So what was the Hively case all about, and why did the court rule this way?

Kimberly Hively, the plaintiff in the case, is openly lesbian. She taught part time at Ivy Tech, and applied for full-time jobs six times. Then, the school didn’t renew her part-time appointment. She sued, claiming that the school had blocked her from employment based on her sexual orientation. But the trial court dismissed her case, holding that Title VII did not prohibit this kind of discrimination.

On appeal, after a three-judge panel ruled in favor of Ivy Tech, the Seventh Circuit issued its en banc decision, reversing the judgment and allowing Hively to proceed with her case.

Judge Diane Wood wrote the majority opinion for the en banc court. To answer whether Title VII protected Hively against discrimination based on sexual orientation, Judge Wood started with the language of Title VII, which prohibits discrimination based on “sex.” This language applied to Hively’s claim, said Judge Wood, because sexual orientation discrimination is discrimination based on sex. When an employer makes a job decision based on the fact that a woman is dating a woman, it is making a decision “purely and simply based on sex.”

To reach this outcome, Judge Wood had to deal with a number of obstacles.

First, she had to reject years of precedent from her court and other courts of appeals.

Second, she had to address the legislative history and understanding of Congress. She acknowledged that when Congress passed Title VII, it “may not have realized or understood the full scope of the words it chose.” But the fact that Congress didn’t anticipate the law applying this way “cannot stand in the way of the provisions of the law that are on the books.”

Other judges, including Judge Posner, wrote opinions as well.

Judge Posner’s opinion, in particular, is an interesting read about how judges interpret statutes. In Judge Posner’s view, when Congress passed Title VII, “sex” discrimination didn’t mean discrimination based on sexual orientation. But now, the statute needs an “interpretation that will update it to the present.”

Judge Posner’s approach, of course, runs counter to the views of diehard “originalists” like Justice Clarence Thomas, who would say that judges don’t have the power to “update” the “interpretation” of laws passed by Congress.

Indeed, that’s the approach that Judge Diane Sykes took in her dissent: she said that neither Judge Wood nor Judge Posner had been “faithful to the statutory text, read fairly, as a reasonable person would have understood it when it was adopted.”

Given the split between the Seventh Circuit and the other courts of appeals, this case is a likely one for Supreme Court review.

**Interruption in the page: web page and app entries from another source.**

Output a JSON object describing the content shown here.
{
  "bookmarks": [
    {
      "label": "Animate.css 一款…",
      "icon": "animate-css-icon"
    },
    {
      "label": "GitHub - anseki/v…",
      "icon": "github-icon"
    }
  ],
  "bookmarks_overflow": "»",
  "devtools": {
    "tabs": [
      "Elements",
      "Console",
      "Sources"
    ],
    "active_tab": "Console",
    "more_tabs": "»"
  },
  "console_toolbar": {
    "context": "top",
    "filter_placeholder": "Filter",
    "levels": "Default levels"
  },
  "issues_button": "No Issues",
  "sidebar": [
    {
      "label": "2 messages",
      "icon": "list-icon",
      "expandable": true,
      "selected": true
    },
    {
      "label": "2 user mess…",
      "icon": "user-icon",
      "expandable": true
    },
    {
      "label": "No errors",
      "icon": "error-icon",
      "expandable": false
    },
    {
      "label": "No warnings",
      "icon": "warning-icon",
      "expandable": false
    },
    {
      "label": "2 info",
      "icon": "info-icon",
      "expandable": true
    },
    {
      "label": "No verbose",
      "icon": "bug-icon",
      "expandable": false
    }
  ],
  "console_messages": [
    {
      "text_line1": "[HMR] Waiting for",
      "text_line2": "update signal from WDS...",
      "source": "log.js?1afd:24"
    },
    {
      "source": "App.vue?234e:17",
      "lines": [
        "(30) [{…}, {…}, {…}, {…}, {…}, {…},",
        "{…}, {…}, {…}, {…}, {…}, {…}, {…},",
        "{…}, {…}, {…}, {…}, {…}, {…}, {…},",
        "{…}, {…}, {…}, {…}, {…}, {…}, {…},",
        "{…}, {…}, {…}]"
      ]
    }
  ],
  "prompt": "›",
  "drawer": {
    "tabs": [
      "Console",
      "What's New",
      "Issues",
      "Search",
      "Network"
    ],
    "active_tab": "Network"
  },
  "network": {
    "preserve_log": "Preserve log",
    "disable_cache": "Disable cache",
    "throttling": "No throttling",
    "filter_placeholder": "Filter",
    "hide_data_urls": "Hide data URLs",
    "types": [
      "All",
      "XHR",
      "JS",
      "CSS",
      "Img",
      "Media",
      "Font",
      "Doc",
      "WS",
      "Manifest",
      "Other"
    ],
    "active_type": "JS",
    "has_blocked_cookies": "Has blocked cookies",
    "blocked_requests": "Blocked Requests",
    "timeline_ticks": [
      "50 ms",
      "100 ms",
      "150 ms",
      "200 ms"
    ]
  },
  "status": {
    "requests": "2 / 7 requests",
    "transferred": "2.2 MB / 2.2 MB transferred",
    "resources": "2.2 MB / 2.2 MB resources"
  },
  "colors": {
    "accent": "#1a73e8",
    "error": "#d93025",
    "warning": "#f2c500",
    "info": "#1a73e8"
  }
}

And Judge Neil Gorsuch—whose nomination to the Court is still pending—could be a critical vote. His public comments signal that he is likely to adopt Judge Sykes’s approach, deciding that because a reasonable person wouldn’t have thought in 1964 that Title VII protected against this kind of discrimination, the law can’t be read that way in 2017.